Charity is available for adoption at the Shenandoah County Animal Shelter in Edinburg. She hasn't adjusted well to life inside the shelter and suffers from depression as a result. Brad Fauber/Daily

EDINBURG – Extended stays in an animal shelter probably aren’t the ideal choice for any pet, but some animals handle that type of living situation better than others. Charity, a 3- to 4-year-old feline, is one such cat that has had trouble adjusting to  life inside the Shenandoah County Animal Shelter.

“Charity hasn’t really adjusted very well here at the shelter,” Emily Gochenour, an animal caretaker at the facility, said last week. “It’s not a life that she likes to live, caged up. Even though we do have this room and we can take them out and spend time with them, it depresses her quite a bit just living here.”

Charity, who was brought to the shelter as a stray on Oct. 2, comes off as quite a bit standoffish, and many attempts to pet her are met with a hiss. But Gochenour expressed her desire to inform prospective cat owners that Charity’s current mental state – which is also causing her hair to thin around her ears and on her legs and stomach – is what feline depression looks like.

“She didn’t act like this when she first got here,” Gochenour said. “She was actually a very nice cat, very friendly. She wanted to be touched and loved, and now she’s losing her fur from the stress level and she doesn’t wanna be touched a whole lot anymore. I don’t know if it’s the sensitivity or the stress.

“I know she’s hissing a lot but that’s another way of her communicating to you, ‘I’m upset, I’m not happy here,'” Gochenour added. “She gets overlooked because of that reason.”

Taking in a cat in Charity’s condition isn’t for everyone, and Gochenour suggested that anyone considering adopting Charity should be someone with a “big heart who is willing to give her patience and willing to understand her.”

Gochenour added that Charity’s current mental state likely isn’t permanent.

“There’s definitely that adjustment period.

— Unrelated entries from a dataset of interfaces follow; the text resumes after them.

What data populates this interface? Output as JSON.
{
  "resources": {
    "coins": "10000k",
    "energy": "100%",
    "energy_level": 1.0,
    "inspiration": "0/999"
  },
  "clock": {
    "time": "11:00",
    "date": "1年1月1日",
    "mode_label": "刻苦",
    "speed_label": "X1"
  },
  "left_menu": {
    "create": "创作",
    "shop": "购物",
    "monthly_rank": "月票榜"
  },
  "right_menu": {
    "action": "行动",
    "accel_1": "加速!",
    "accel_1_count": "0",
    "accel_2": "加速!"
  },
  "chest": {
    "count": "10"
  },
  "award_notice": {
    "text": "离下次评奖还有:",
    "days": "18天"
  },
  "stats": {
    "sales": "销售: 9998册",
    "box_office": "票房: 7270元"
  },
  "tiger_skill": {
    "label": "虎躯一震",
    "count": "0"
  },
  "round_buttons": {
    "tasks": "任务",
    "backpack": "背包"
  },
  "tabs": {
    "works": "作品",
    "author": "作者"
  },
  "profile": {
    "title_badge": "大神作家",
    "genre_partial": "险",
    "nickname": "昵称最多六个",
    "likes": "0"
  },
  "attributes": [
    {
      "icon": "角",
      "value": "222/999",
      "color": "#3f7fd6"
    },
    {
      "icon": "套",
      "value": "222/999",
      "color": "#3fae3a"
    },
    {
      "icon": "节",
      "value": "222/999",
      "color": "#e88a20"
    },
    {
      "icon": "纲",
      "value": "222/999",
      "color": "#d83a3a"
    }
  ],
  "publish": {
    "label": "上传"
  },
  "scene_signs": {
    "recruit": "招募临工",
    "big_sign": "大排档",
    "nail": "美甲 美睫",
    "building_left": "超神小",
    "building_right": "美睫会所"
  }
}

It could take months. It could take up to a year, longer than that even for them to fully feel like, ‘I’m in a home now, I can relax,'” she said. “She might think, ‘Oh no, I’m in a home but am I gonna move somewhere else again?’ It’ll take a while for her to realize ‘I’m not going anywhere, no one’s gonna bother me, no one’s gonna snatch me up and take me somewhere else.'”

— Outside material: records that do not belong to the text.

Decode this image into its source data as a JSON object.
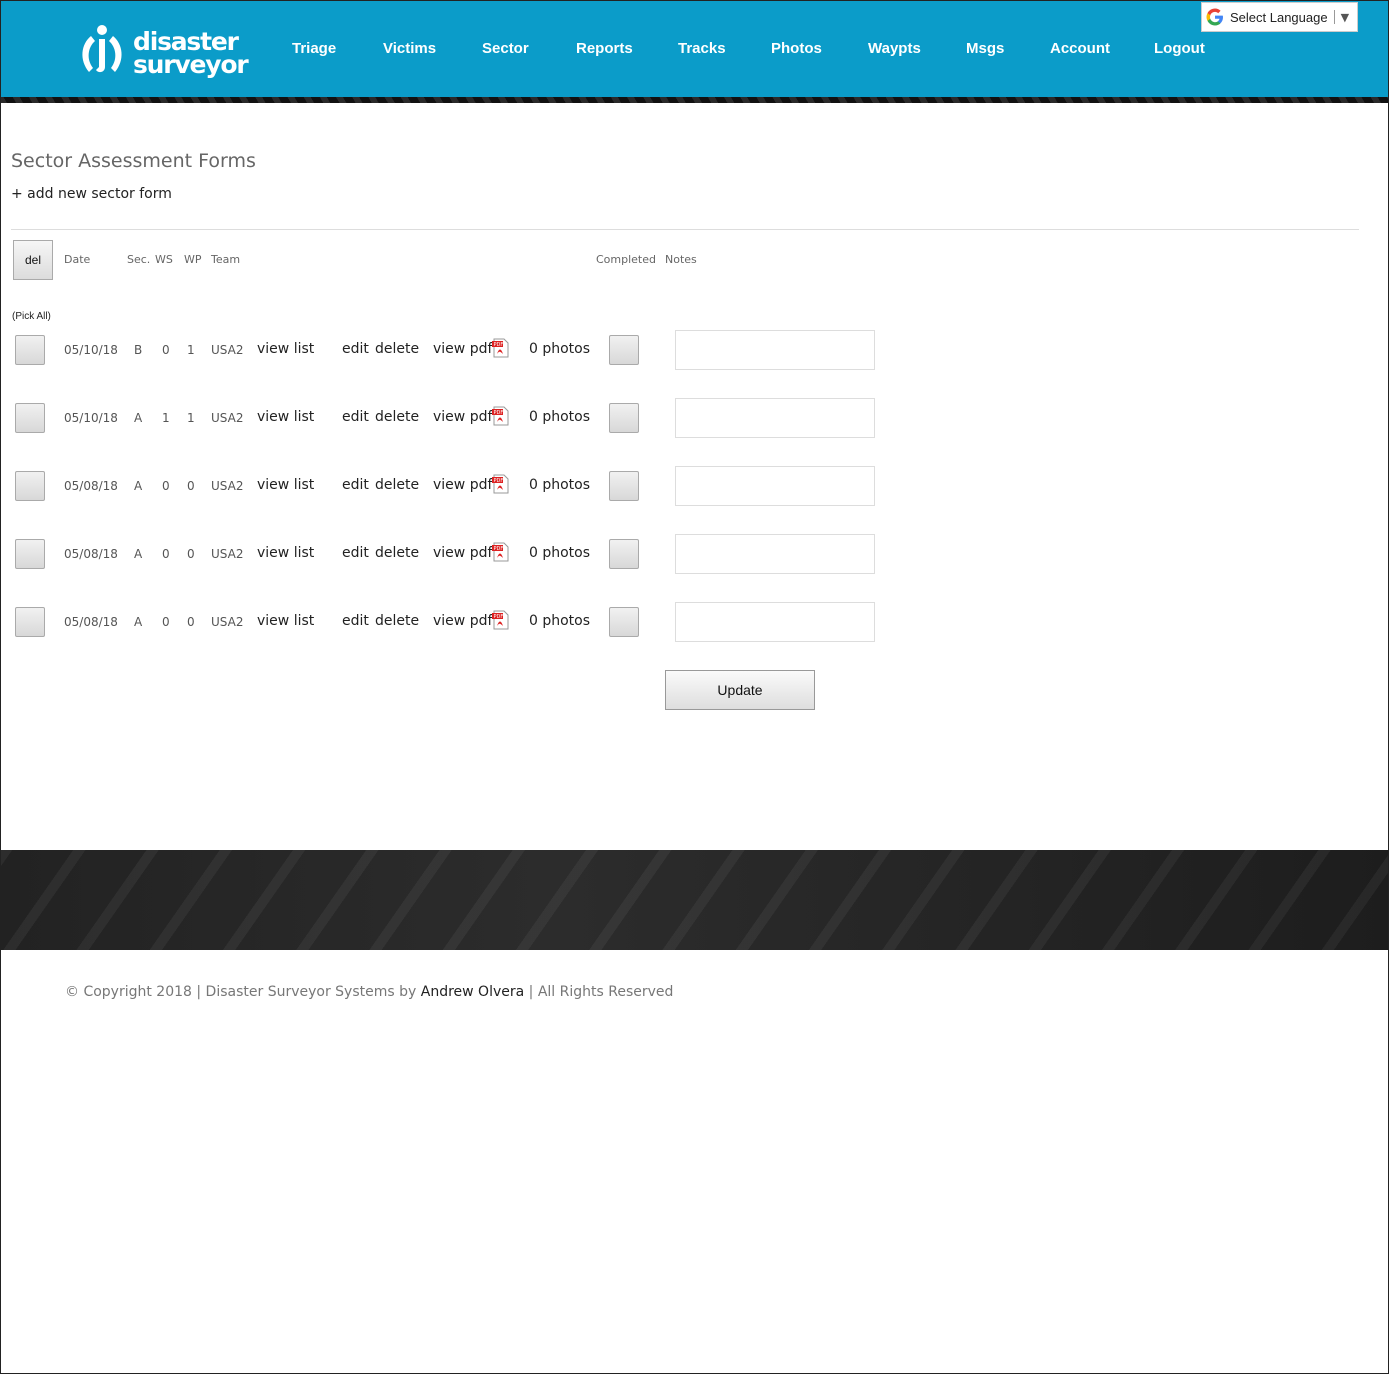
{
  "header": {
    "logo_line1": "disaster",
    "logo_line2": "surveyor",
    "nav": [
      "Triage",
      "Victims",
      "Sector",
      "Reports",
      "Tracks",
      "Photos",
      "Waypts",
      "Msgs",
      "Account",
      "Logout"
    ],
    "language": {
      "label": "Select Language",
      "arrow": "▼"
    }
  },
  "page": {
    "title": "Sector Assessment Forms",
    "add_link": "+ add new sector form",
    "del_button": "del",
    "pick_all": "(Pick All)",
    "columns": {
      "date": "Date",
      "sec": "Sec.",
      "ws": "WS",
      "wp": "WP",
      "team": "Team",
      "completed": "Completed",
      "notes": "Notes"
    },
    "rows": [
      {
        "date": "05/10/18",
        "sec": "B",
        "ws": "0",
        "wp": "1",
        "team": "USA2",
        "view_list": "view list",
        "edit": "edit",
        "delete": "delete",
        "view_pdf": "view pdf",
        "photos": "0 photos",
        "notes": ""
      },
      {
        "date": "05/10/18",
        "sec": "A",
        "ws": "1",
        "wp": "1",
        "team": "USA2",
        "view_list": "view list",
        "edit": "edit",
        "delete": "delete",
        "view_pdf": "view pdf",
        "photos": "0 photos",
        "notes": ""
      },
      {
        "date": "05/08/18",
        "sec": "A",
        "ws": "0",
        "wp": "0",
        "team": "USA2",
        "view_list": "view list",
        "edit": "edit",
        "delete": "delete",
        "view_pdf": "view pdf",
        "photos": "0 photos",
        "notes": ""
      },
      {
        "date": "05/08/18",
        "sec": "A",
        "ws": "0",
        "wp": "0",
        "team": "USA2",
        "view_list": "view list",
        "edit": "edit",
        "delete": "delete",
        "view_pdf": "view pdf",
        "photos": "0 photos",
        "notes": ""
      },
      {
        "date": "05/08/18",
        "sec": "A",
        "ws": "0",
        "wp": "0",
        "team": "USA2",
        "view_list": "view list",
        "edit": "edit",
        "delete": "delete",
        "view_pdf": "view pdf",
        "photos": "0 photos",
        "notes": ""
      }
    ],
    "update_button": "Update"
  },
  "footer": {
    "copyright_prefix": "© Copyright 2018 | Disaster Surveyor Systems by ",
    "author": "Andrew Olvera",
    "copyright_suffix": " | All Rights Reserved"
  },
  "colors": {
    "header_bg": "#0b9cc9",
    "footer_band": "#222222"
  },
  "icons": {
    "pdf": "pdf-icon",
    "google": "google-icon",
    "logo": "logo-icon"
  }
}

It’s best, Gochenour added, that wherever Charity ends up is free of small children and dogs, although she said she wouldn’t rule out a home with other cats as Charity seems to get along with her fellow felines at the shelter.

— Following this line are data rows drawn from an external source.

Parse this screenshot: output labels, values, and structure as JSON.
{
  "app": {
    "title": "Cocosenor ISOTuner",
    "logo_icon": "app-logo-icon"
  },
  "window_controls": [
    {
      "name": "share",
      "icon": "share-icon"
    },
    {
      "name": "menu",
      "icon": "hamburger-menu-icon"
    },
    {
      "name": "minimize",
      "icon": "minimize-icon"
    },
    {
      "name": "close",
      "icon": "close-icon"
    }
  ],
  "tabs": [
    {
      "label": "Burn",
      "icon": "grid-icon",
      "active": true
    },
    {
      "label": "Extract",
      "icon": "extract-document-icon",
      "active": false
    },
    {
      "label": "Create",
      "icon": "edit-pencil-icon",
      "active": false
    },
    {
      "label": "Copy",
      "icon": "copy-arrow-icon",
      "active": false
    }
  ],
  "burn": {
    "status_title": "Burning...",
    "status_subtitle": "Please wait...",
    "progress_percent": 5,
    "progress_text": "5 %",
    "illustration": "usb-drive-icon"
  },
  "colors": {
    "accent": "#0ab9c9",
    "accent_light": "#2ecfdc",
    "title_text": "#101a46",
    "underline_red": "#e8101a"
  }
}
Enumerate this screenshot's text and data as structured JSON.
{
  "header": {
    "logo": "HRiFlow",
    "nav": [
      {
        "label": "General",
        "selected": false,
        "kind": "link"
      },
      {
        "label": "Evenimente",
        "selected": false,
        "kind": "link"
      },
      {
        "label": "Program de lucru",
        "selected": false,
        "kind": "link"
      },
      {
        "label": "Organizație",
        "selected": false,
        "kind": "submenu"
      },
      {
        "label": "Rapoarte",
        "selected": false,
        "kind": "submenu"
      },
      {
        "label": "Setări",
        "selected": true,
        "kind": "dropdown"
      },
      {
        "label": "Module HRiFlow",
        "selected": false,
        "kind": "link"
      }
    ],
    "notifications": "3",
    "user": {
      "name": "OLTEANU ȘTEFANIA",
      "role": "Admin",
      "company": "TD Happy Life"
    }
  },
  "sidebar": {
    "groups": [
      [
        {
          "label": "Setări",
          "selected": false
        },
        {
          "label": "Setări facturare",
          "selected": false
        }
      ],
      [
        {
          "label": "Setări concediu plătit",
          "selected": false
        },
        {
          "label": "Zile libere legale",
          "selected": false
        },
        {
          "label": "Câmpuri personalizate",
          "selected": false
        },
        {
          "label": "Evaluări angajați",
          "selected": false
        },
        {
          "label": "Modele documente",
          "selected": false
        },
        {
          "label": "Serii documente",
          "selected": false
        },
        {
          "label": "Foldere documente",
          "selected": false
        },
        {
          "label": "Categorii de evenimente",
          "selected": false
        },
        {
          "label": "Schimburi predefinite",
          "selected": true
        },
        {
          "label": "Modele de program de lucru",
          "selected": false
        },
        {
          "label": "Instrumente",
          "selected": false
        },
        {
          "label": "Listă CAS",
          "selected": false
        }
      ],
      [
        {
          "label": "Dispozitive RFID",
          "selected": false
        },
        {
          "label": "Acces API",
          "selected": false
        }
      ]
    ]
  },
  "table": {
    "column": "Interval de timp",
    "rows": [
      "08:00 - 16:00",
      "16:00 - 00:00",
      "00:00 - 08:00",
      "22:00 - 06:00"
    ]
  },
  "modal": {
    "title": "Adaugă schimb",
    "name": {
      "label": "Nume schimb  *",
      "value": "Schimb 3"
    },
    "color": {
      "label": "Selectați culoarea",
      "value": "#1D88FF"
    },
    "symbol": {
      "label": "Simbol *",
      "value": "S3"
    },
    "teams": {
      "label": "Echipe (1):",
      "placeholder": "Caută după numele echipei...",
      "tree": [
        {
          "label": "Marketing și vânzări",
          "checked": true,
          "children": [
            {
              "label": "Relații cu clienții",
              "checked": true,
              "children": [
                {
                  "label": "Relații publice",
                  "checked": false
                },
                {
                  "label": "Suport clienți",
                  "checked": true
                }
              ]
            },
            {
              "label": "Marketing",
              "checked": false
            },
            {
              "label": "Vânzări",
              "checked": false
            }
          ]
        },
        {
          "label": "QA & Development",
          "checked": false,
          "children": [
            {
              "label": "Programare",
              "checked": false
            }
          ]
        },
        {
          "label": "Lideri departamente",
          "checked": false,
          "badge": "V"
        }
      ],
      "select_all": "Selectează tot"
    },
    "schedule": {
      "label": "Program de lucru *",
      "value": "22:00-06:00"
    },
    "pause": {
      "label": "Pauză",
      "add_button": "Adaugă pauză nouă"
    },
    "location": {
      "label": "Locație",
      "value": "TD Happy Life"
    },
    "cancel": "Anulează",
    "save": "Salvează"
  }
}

Ideally, Charity should go to a home in which she’s allowed to lie around and “mind her own business.”

“She definitely has her limits,” Gochenour said. “She gets over-stimulated really easily, so definitely a home where she can just kind of meander around the home and do her own thing.”

Charity has been de-clawed, Gochenour said, and should remain an indoor-only cat. She’s also been spayed, is up to date on vaccinations and is available for a $15 adoption fee.

The Shenandoah County Animal Shelter is located at 268 Landfill Road in Edinburg. For more information, contact the shelter by calling (540) 984-8955 or visit online at shenandoahcountyva.us/animal-shelter.